• _Record set_
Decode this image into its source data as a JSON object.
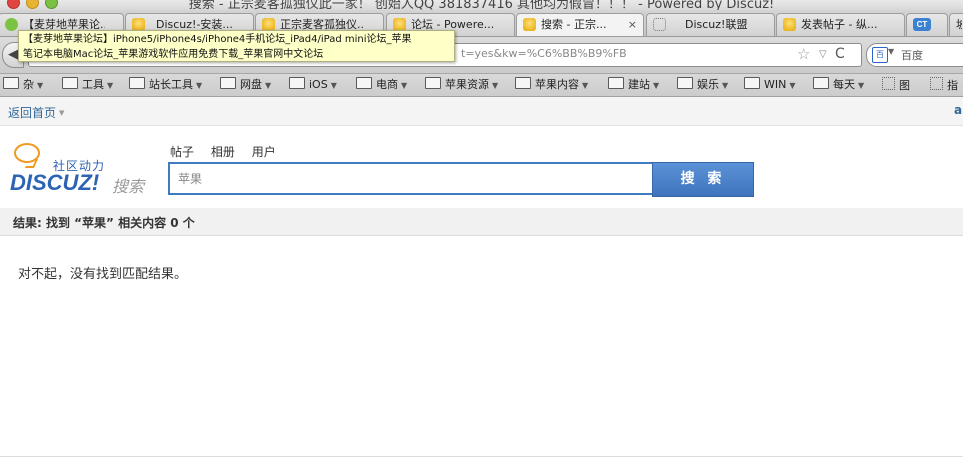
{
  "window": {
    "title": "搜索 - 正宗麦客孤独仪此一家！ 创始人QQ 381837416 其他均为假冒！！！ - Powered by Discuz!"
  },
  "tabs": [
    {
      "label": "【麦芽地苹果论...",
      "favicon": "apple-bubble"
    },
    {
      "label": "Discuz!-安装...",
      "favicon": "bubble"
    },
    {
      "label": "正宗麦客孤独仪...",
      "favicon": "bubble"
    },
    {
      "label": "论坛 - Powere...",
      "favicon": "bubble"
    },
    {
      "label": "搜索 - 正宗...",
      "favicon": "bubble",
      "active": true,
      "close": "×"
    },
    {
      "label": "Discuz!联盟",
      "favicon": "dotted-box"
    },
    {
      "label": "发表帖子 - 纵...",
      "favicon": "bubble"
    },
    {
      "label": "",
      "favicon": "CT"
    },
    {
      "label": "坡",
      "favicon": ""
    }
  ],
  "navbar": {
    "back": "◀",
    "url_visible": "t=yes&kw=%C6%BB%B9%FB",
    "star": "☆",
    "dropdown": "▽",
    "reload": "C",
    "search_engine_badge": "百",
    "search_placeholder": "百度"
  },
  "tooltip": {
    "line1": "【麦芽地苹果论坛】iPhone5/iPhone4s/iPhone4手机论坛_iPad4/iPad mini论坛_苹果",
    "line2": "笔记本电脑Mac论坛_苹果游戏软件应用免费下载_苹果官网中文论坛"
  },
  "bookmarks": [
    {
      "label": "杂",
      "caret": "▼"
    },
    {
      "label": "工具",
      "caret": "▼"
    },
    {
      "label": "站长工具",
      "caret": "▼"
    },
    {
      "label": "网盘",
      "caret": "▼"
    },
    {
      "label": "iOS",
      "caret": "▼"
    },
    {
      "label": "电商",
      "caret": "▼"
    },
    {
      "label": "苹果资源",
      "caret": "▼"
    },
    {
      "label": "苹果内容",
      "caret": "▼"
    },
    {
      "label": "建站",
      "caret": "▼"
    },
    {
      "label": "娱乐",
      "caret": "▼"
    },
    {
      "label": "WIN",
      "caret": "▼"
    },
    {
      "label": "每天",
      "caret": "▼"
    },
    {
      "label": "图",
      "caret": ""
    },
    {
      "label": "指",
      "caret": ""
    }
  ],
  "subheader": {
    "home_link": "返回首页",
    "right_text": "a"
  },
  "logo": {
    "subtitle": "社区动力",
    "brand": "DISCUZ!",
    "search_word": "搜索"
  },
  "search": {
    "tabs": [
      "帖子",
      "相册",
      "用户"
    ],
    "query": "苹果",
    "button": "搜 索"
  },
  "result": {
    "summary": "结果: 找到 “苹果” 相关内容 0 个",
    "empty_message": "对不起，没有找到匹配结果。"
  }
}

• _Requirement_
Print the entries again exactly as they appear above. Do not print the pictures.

• _Answer_
Decode this image into its source data as a JSON object.
{
  "window": {
    "title": "搜索 - 正宗麦客孤独仪此一家！ 创始人QQ 381837416 其他均为假冒！！！ - Powered by Discuz!"
  },
  "tabs": [
    {
      "label": "【麦芽地苹果论...",
      "favicon": "apple-bubble"
    },
    {
      "label": "Discuz!-安装...",
      "favicon": "bubble"
    },
    {
      "label": "正宗麦客孤独仪...",
      "favicon": "bubble"
    },
    {
      "label": "论坛 - Powere...",
      "favicon": "bubble"
    },
    {
      "label": "搜索 - 正宗...",
      "favicon": "bubble",
      "active": true,
      "close": "×"
    },
    {
      "label": "Discuz!联盟",
      "favicon": "dotted-box"
    },
    {
      "label": "发表帖子 - 纵...",
      "favicon": "bubble"
    },
    {
      "label": "",
      "favicon": "CT"
    },
    {
      "label": "坡",
      "favicon": ""
    }
  ],
  "navbar": {
    "back": "◀",
    "url_visible": "t=yes&kw=%C6%BB%B9%FB",
    "star": "☆",
    "dropdown": "▽",
    "reload": "C",
    "search_engine_badge": "百",
    "search_placeholder": "百度"
  },
  "tooltip": {
    "line1": "【麦芽地苹果论坛】iPhone5/iPhone4s/iPhone4手机论坛_iPad4/iPad mini论坛_苹果",
    "line2": "笔记本电脑Mac论坛_苹果游戏软件应用免费下载_苹果官网中文论坛"
  },
  "bookmarks": [
    {
      "label": "杂",
      "caret": "▼"
    },
    {
      "label": "工具",
      "caret": "▼"
    },
    {
      "label": "站长工具",
      "caret": "▼"
    },
    {
      "label": "网盘",
      "caret": "▼"
    },
    {
      "label": "iOS",
      "caret": "▼"
    },
    {
      "label": "电商",
      "caret": "▼"
    },
    {
      "label": "苹果资源",
      "caret": "▼"
    },
    {
      "label": "苹果内容",
      "caret": "▼"
    },
    {
      "label": "建站",
      "caret": "▼"
    },
    {
      "label": "娱乐",
      "caret": "▼"
    },
    {
      "label": "WIN",
      "caret": "▼"
    },
    {
      "label": "每天",
      "caret": "▼"
    },
    {
      "label": "图",
      "caret": ""
    },
    {
      "label": "指",
      "caret": ""
    }
  ],
  "subheader": {
    "home_link": "返回首页",
    "right_text": "a"
  },
  "logo": {
    "subtitle": "社区动力",
    "brand": "DISCUZ!",
    "search_word": "搜索"
  },
  "search": {
    "tabs": [
      "帖子",
      "相册",
      "用户"
    ],
    "query": "苹果",
    "button": "搜 索"
  },
  "result": {
    "summary": "结果: 找到 “苹果” 相关内容 0 个",
    "empty_message": "对不起，没有找到匹配结果。"
  }
}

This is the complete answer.